I am re-reading The Lord of the Rings and blogging about some of the vague half-formed thoughts that it sends flittering, moth-like, across my sensorium... It's not hard to see why illustrators and film makers have been drawn to The Lord of the Rings. Tolkien's writing, especially about landscape, is incredibly visual. Here's Sam, alone on the pass of Cirith Ungol after Frodo's capture by the orcs, getting his first proper look down into Mordor. Hard and cruel and bitter was the land that met his gaze. Before his feet the highest ridge of the Ephel Dûath fell steeply in great cliffs down into a dark trough, on the further side of which there rose another ridge, much lower, its edge notched and jagged with crags like fangs that stood out black against the red light behind them: it was the grim Morgai, the inner ring of the fences of the land. Far beyond it, but almost straight ahead, across a wide lake of darkness dotted with tiny fires, there was

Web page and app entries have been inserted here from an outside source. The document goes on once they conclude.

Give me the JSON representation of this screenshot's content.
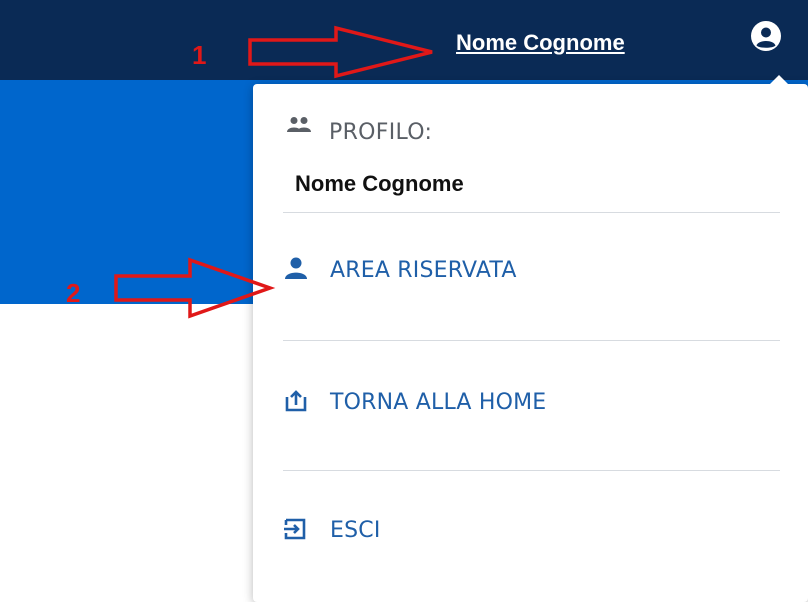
{
  "header": {
    "user_name": "Nome Cognome",
    "user_icon": "user-circle-icon",
    "background_color": "#0a2a55"
  },
  "banner": {
    "background_color": "#0066cc"
  },
  "dropdown": {
    "profile_label": "PROFILO:",
    "profile_icon": "group-icon",
    "profile_name": "Nome Cognome",
    "items": [
      {
        "label": "AREA RISERVATA",
        "icon": "person-icon"
      },
      {
        "label": "TORNA ALLA HOME",
        "icon": "upload-tray-icon"
      },
      {
        "label": "ESCI",
        "icon": "logout-arrow-icon"
      }
    ],
    "item_color": "#1f5fa8"
  },
  "annotations": {
    "marker_1": "1",
    "marker_2": "2",
    "color": "#e01818"
  }
}
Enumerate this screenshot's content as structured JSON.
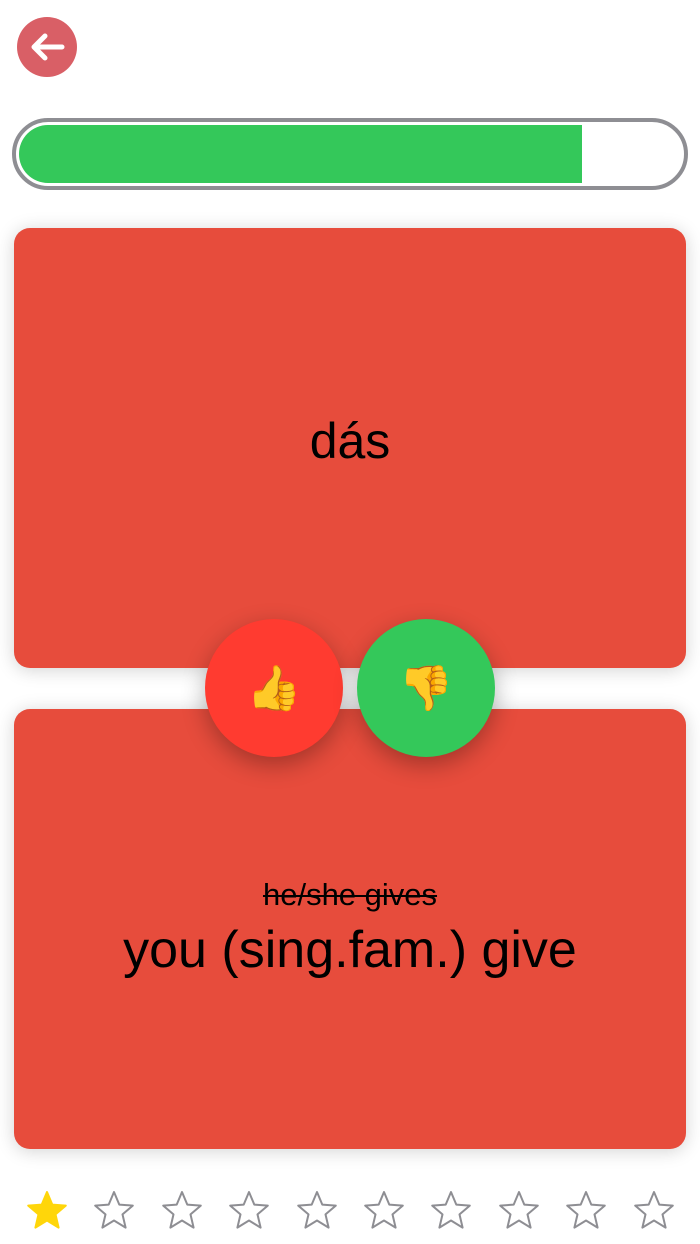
{
  "header": {
    "back_icon": "arrow-left-icon"
  },
  "progress": {
    "fraction": 0.85,
    "fill_color": "#34c85a",
    "track_color": "#8e8e93"
  },
  "card_front": {
    "word": "dás",
    "background": "#e74c3c"
  },
  "card_back": {
    "wrong_answer": "he/she gives",
    "correct_answer": "you (sing.fam.) give",
    "background": "#e74c3c"
  },
  "vote_buttons": {
    "thumbs_up": {
      "icon": "thumbs-up-icon",
      "glyph": "👍",
      "color": "#ff3b30"
    },
    "thumbs_down": {
      "icon": "thumbs-down-icon",
      "glyph": "👎",
      "color": "#34c85a"
    }
  },
  "rating": {
    "total": 10,
    "filled": 1,
    "filled_color": "#ffd60a",
    "empty_color": "#8e8e93"
  }
}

Lord of the Rings 7: Minas Tirith

'This is not a work which many adults will read through more than once,' claimed the historical novelist Alfred Duggan, reviewing The Lord of the Rings when it was published. But I've read it through LOADS of times and now I'm blogging my latest re-read, so what did he know? And so we come to Minas Tirith, Tower of Guard, citadel of Gondor, seven tiers of fancy white fortifications built against a buttress of Mount Mindolluin, with the Tower of Ecthelion rising a thousand feet above the plain. It seems to me the template on which a whole genre of knock-off fantasy cities has been based - I guess Robert E Howard and people wrote about such places before Tolkien, and perhaps there were cities of equal grandeur on Barsoom, but when concept art threads on Instagram throw up unlikely gold and marble castles built on mountaintops and over waterfalls they always look distinctly Minas Tirithy to me. I'm wondering now if London in Mortal Engines was subconsciously echoin